Lee Epstein

The introduction is below. Click here for the chapter (.pdf).


The editors assigned me a near-daunting task: to write 8,000 words or so on ‘central issues on the current research agenda’ of students of the U.S. Supreme Court. In the first place, the sheer amount of research on the Court is overwhelming. A search in J-Stor retrieves over 3,245 articles with the Supreme Court in the title alone. Our library at Northwestern lists more than 600 books on the Court—and, again, that’s just a title search.

Even more daunting is the lack of a singular research agenda. To the study of the Court, social scientists bring diverse substantive interests, competing theoretical
frameworks, and methodological approaches ranging from deep study of a single case to sophisticated statistical analyses of several thousand. Which all goes to say that possible topics and schemata for organizing them abound. Believing, however, that most research ought begin with interesting questions I have chosen to go that route here. Specifically, I focus on three substantive issues of interest to scholars in the field: Appointments, Agenda Setting, and Decision Making. For each, I summarize the state of our knowledge but, perhaps more importantly, I highlight areas requiring further attention.

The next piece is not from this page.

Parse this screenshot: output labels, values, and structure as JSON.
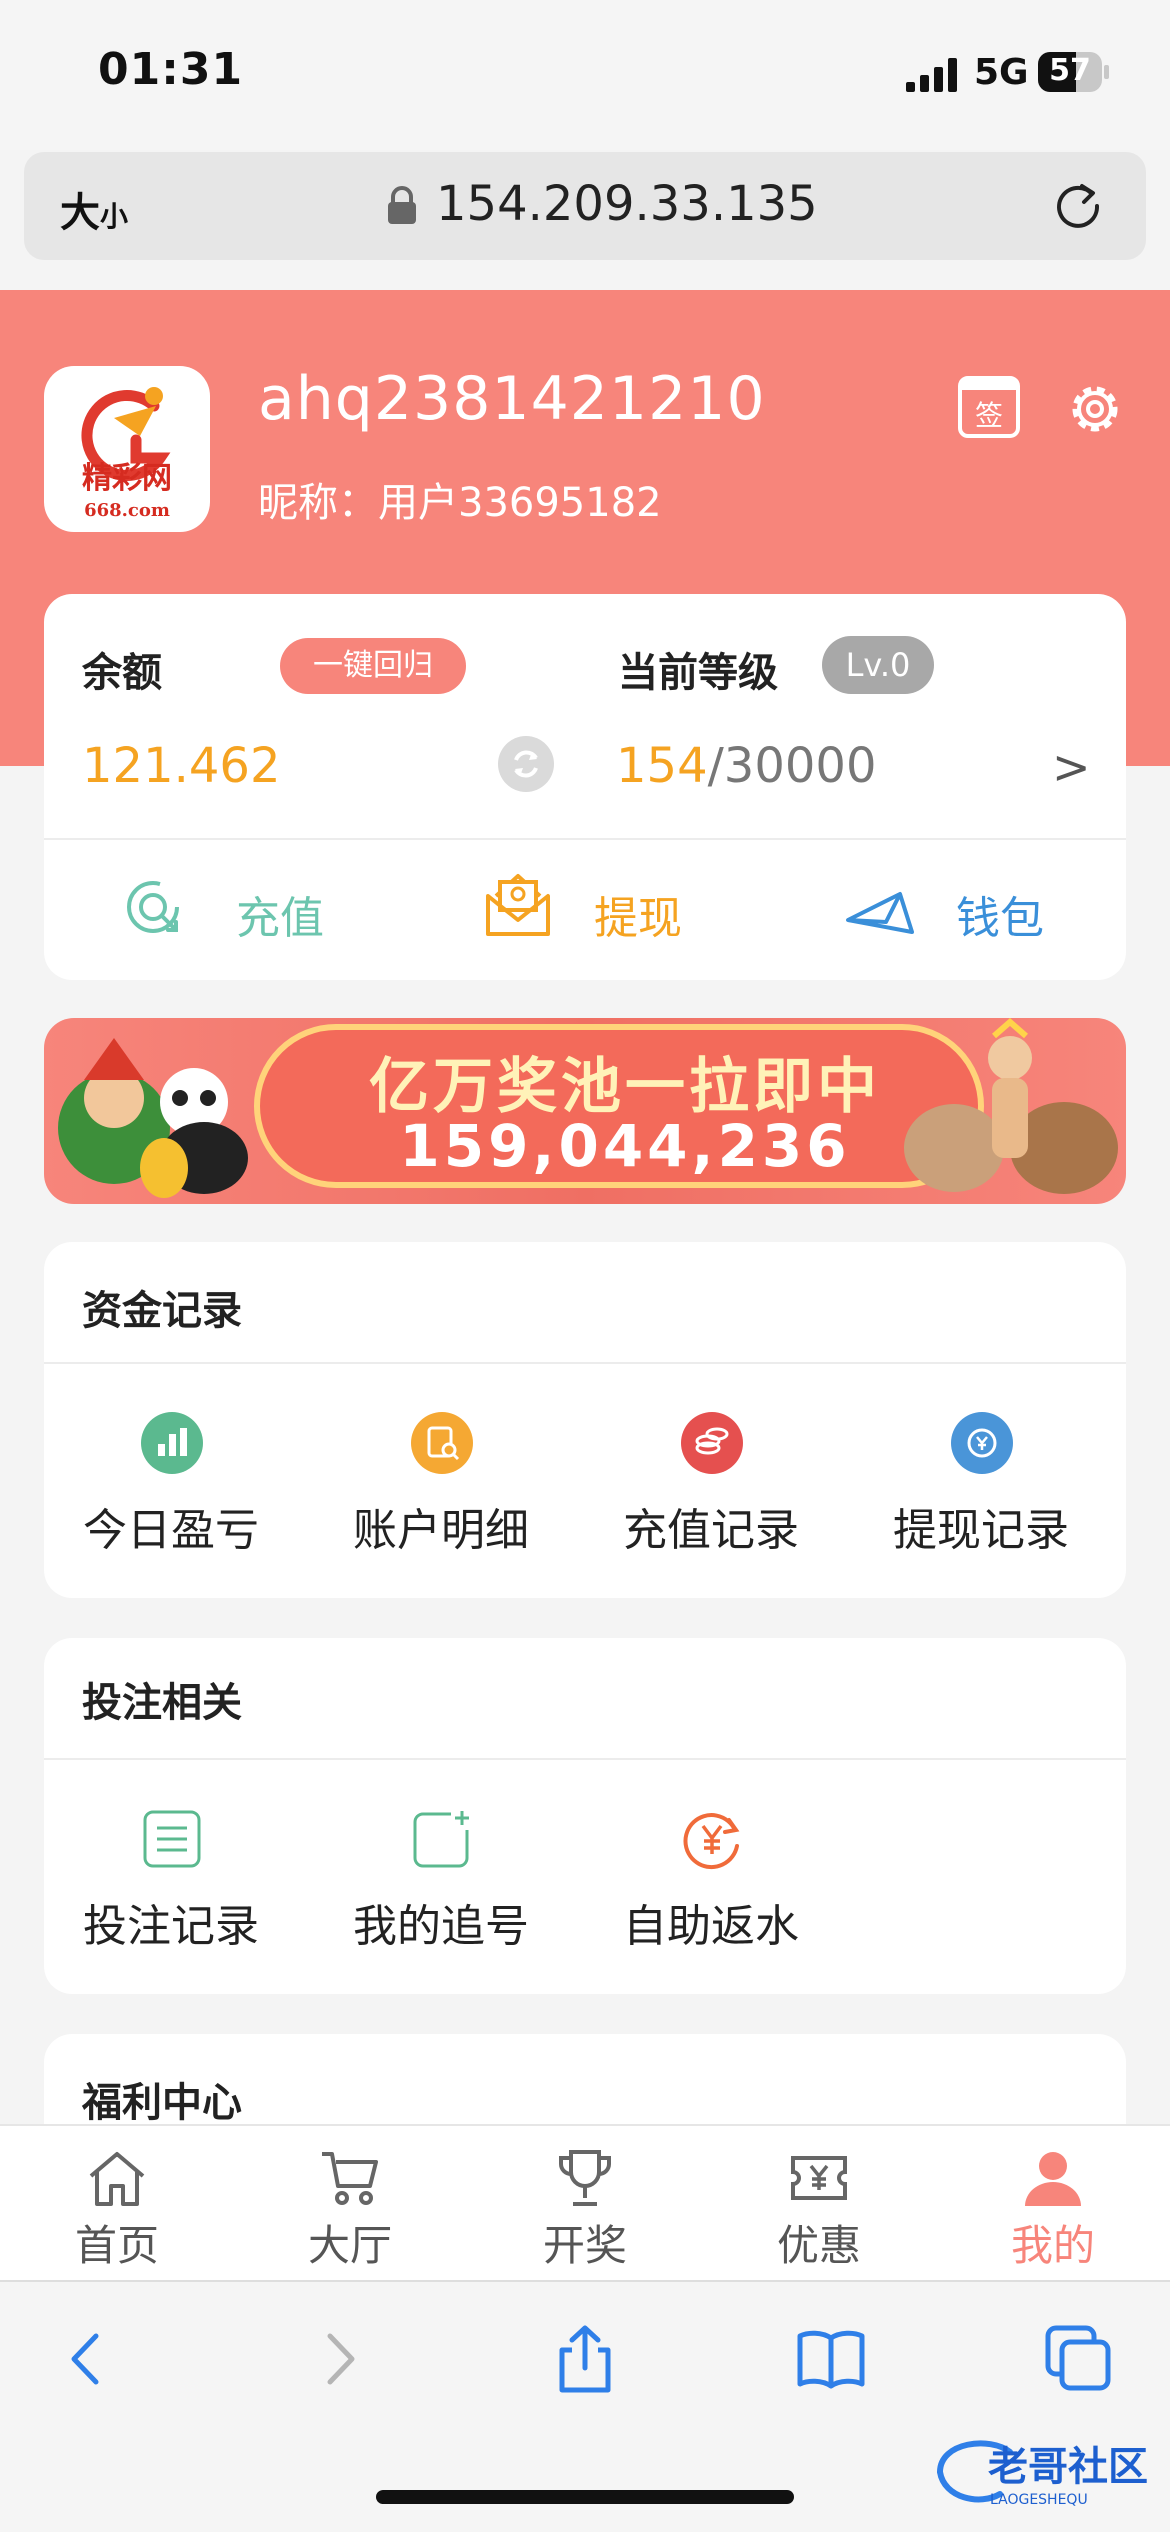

Indeed, after reviewing the extensive literature, I have come to believe while we have made great strides in our quest to explain various features of the Court we still have some distance to travel. The gaps in our understanding may be narrowing, but they nonetheless remain. Moreover, the task of advancing our knowledge, as I suggest below, will profit immensely from a range of theoretical and methodological approaches.

One, perhaps needless, caveat emptor: in what follows, I have only skimmed the surface. I did not cover many strains of research in the three areas I chose to cover; and I left out many areas altogether. Of the latter, I particular regret lacking the space to discuss the impact of courts—a subject that is of considerable interest to political scientists, and one that has generated deep debate in recent years. Readers can take some solace in the fact that Charles Epp does an excellent job in developing one line of inquiry in this literature: law as an instrument of social reform.